By Andrea MacDonald
A 9.6 square kilometre island in the Bay of Fundy may seem light-years away from the trade issues gripping the rest of the world. As a port of entry into the United States, however, Eastport, Me. feels the trickle-down effects of the larger shakeups.
“We know as we cross the St. Stephen-Calais border when Washington and Ottawa are fighting, because the border gets tight,” says Eastport city manager George (Bud) Finch, who’s in Halifax for the Atlantica 2007 conference.
Finch sees it as a matter of survival in a Darwinian new world order, where companies and individuals have to recognize emerging trade blocs even if they don’t participate. Finch crosses the border into Canada three or four times per week. This week’s Atlantica conference made him see how some people from smaller communities on the Maine-Canadian border see things differently than people living in big cities.
“In the global changing of the world – and I can say this because of where I live on the Bay of Fundy – do we really believe that Washington cares any more about northeastern New England than Ottawa does about the Atlantic provinces?”
Finch and more than 200 others listened to a sometimes tense debate on the Atlantica concept, an economic zone made up of the Atlantic Provinces, northeastern United States and eastern Quebec.
Scott Sinclair of the Canadian Centre for Policy Alternatives worried post-9/11 security would hamper Canadian ports relying on U.S. trade and that any benefits would be heavily concentrated in port regions.
The debate remained polite until the end, when Sinclair clashed with Charles Cirtwill, acting president of the Atlantic Institute of Market Studies, over whether Atlantica has had enough public input.
Stephen Blank, director of the North American Center for Transborder Studies at Arizona University, agreed with Sinclair that more public discussion is needed.
Cirtwill told moderator Hana Gartner he felt that the parties agreed on four points: that the environment is a critical part of Atlantica, that trade and transportation will be about more than just trucks, that growing trade is not necessarily a bad thing and that public input is critical. Sinclair disagreed.
At lunchtime, Premier Rodney MacDonald gave a keynote speech touting the Atlantic Gateway concept.
Calling Nova Scotia “the common-sense entry point for goods bound for North America”, he pointed out that cargo ships sailing from India and Asia through the Suez Canal are closer to Halifax than to any other North American port.
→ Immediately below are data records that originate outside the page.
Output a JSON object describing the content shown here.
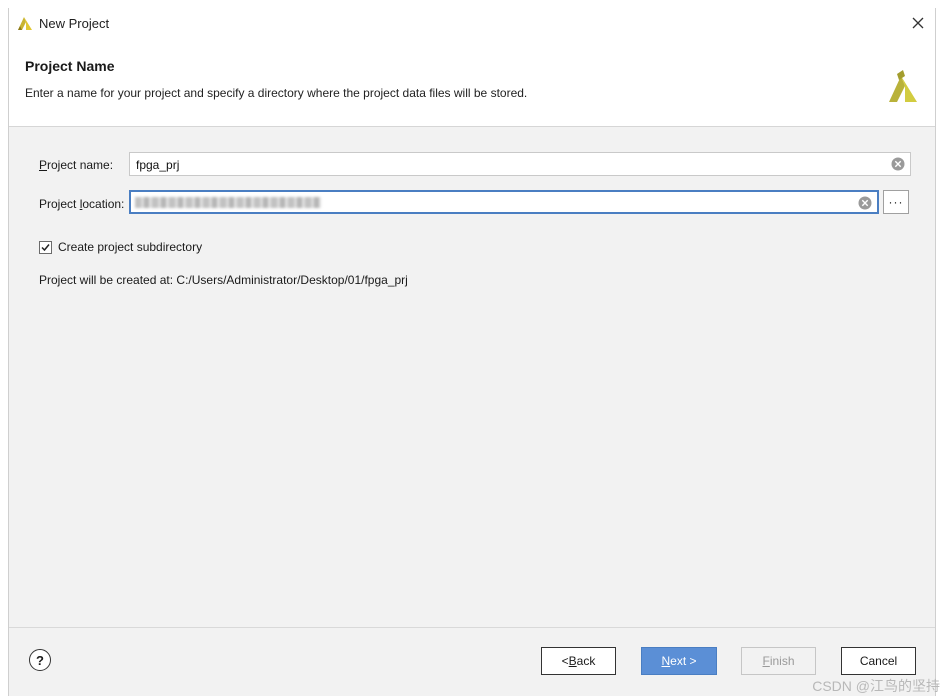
{
  "window": {
    "title": "New Project"
  },
  "header": {
    "title": "Project Name",
    "description": "Enter a name for your project and specify a directory where the project data files will be stored."
  },
  "form": {
    "project_name": {
      "label_pre": "P",
      "label_rest": "roject name:",
      "value": "fpga_prj"
    },
    "project_location": {
      "label_pre": "Project ",
      "label_ul": "l",
      "label_rest": "ocation:",
      "value": ""
    },
    "subdirectory": {
      "label": "Create project subdirectory",
      "checked": true
    },
    "created_at_note": "Project will be created at: C:/Users/Administrator/Desktop/01/fpga_prj",
    "browse_label": "···"
  },
  "footer": {
    "help_label": "?",
    "back": {
      "pre": "< ",
      "ul": "B",
      "rest": "ack"
    },
    "next": {
      "ul": "N",
      "rest": "ext >"
    },
    "finish": {
      "ul": "F",
      "rest": "inish"
    },
    "cancel": "Cancel"
  },
  "watermark": "CSDN @江鸟的坚持",
  "colors": {
    "accent": "#4a7ec2",
    "next_button": "#5b8fd6",
    "logo": "#c6c238"
  }
}
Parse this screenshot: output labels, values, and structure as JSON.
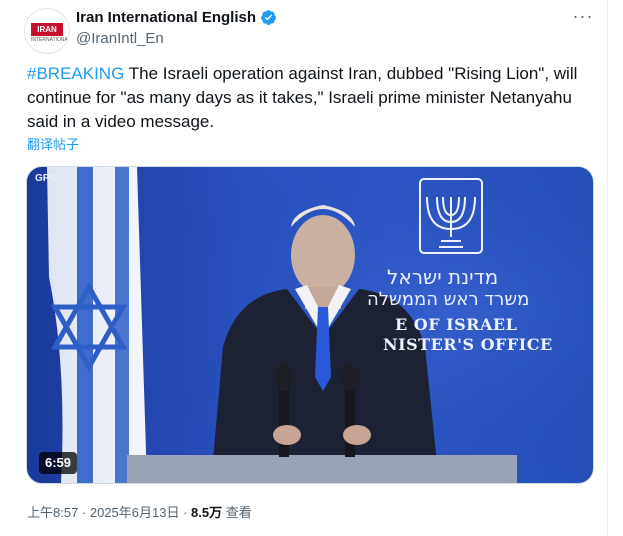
{
  "author": {
    "display_name": "Iran International English",
    "handle": "@IranIntl_En",
    "avatar_label": "IRAN",
    "avatar_sub": "INTERNATIONAL"
  },
  "tweet": {
    "hashtag": "#BREAKING",
    "body": " The Israeli operation against Iran, dubbed \"Rising Lion\", will continue for \"as many days as it takes,\" Israeli prime minister Netanyahu said in a video message.",
    "translate_label": "翻译帖子"
  },
  "media": {
    "duration": "6:59",
    "watermark": "GPO",
    "sign_he_line1": "מדינת ישראל",
    "sign_he_line2": "משרד ראש הממשלה",
    "sign_en_line1": "E OF ISRAEL",
    "sign_en_line2": "NISTER'S OFFICE"
  },
  "meta": {
    "time": "上午8:57 · 2025年6月13日 · ",
    "views_count": "8.5万",
    "views_label": " 查看"
  },
  "colors": {
    "accent": "#1d9bf0",
    "secondary_text": "#536471",
    "primary_text": "#0f1419"
  }
}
Nova Scotians need to do a better job of marketing that concept, however, he told reporters afterward.